“There’s always been interest,” she says. “I’ve had curators come in and sniff around—and then they go away and never come back!” Boyle laughs. She shrugs. “Maybe I’m not the most compromising person,” she allows. “When a curator comes in looking to pick and choose, I just tell them: ‘You want me, you get the whole package.’”
This makes Venice, likely contemporary art’s biggest stage, her coming-out party, and a package more whole would be hard to imagine. Visitors to the Canada Pavilion enter a world of cool, silent darkness: the gently curved wall is painted black, the ceiling is covered in gathered black fabric, the floor on which you walk is roughly textured, glittery volcanic black. You encounter a porcelain sculpture of an ancient female character, all black, hoisting a planet on her back. Curling through the space, you pivot around the light well in the middle—a permanent, sometimes-grating feature of the building; it is draped in black fishing net adorned with shimmering crystals and seashells. Soon after, two more porcelains appear, rotating quietly on vintage turntables. One, a nude female figure, arches backward, a moon balanced precariously on her abdomen; the other, a male, cantilevered no less improbably, carries his own planetary burden on his chest.

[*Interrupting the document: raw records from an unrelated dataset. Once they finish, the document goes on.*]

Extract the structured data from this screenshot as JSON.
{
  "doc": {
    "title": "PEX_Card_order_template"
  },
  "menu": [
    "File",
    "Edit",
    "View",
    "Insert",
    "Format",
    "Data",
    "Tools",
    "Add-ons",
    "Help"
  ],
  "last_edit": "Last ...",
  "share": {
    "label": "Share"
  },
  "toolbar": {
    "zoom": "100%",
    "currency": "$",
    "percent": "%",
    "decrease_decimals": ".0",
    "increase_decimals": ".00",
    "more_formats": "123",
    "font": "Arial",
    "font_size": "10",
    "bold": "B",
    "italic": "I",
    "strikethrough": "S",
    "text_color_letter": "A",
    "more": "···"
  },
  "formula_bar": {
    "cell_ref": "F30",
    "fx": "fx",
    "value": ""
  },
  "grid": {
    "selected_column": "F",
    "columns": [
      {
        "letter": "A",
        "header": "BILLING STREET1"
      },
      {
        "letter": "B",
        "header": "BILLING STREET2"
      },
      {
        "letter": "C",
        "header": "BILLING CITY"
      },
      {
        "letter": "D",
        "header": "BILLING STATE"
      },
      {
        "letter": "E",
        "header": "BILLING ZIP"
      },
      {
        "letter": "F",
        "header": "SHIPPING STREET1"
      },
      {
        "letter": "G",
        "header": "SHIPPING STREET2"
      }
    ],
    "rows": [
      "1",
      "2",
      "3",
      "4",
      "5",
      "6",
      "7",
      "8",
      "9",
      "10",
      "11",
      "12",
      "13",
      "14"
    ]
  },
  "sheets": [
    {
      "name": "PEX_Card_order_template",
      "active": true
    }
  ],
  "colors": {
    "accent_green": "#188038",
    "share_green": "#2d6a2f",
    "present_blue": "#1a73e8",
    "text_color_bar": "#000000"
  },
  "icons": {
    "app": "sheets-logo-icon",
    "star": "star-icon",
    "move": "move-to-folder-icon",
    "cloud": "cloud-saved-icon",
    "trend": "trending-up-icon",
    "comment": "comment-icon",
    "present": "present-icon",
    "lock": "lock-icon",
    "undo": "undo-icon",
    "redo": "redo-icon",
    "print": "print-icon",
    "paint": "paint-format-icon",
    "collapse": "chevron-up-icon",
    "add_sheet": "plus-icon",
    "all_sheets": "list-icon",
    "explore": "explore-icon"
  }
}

Silence can be political—if the word makes you think of the oppressed, the marginalized, you’re not wrong—but for Boyle, it’s a deep, personal well from which she’s always drawn. “When I was asked, as an artist, to introduce myself to the international community, who has no idea who I am, I just thought I had to give thanks to silence,” she says. “I knew, from a very young age, that I had an ability to communicate in a way that’s more accurate and more beautiful and more specific than any written or spoken language I’m capable of. Art communicates through silence: right away, I knew it had to be something about that power.”
Silence has its implications, of course, in dizzying breadth. There’s the quietude of uncertainty, which Boyle makes explicit. “When you approach artwork, you always want to know what it means—you want it interpreted through language, with words. And I’m very much telling them: you can’t understand this through your language,” she says. “You have to use the tools most of us have let grow so rusty—so rusty!—which are emotional interpretation, intuition, allowing yourself to be open to revelation. The feelings are supposed to lead the ideas. The problem is we talk about emotionality as being divorced from intelligence. There’s such a thing as an emotional intelligence, which, to me, at least, is a holistic experience of the world.”
Boyle’s universe is one of beauty, of horror, but also of refuge. It’s a distant planet, far at the edge of the galaxy, a retreat from both the biennial itself and the constant assault of a churning image culture. In its depths, Boyle’s world is complete: a female figure, exulting in her own classical purity—both at peace, far from prying eyes and the objectification of spectacle, and then gruesomely transformed by the layers of perception of the contemporary world. Through it, all is quiet.
“Venice can be overwhelming,” she says. “You get hot; you get tired; you get overstimulated. There’s a lot of noise. What I’m saying is: ‘Come in, and listen.’ For revelation, you need quiet. If you can just slow down and open up for just a moment, maybe you can reconnect with what art meant to us as a civilization. Before film, before photography, before the Internet—there’s still that seed inside us. I know it.”
This is a feature article from the Summer 2013 issue of Canadian Art, which is on newsstands now and also available on the App Store and Zinio. For more coverage of the 2013 Venice Biennale, visit canadianart.ca/venice2013.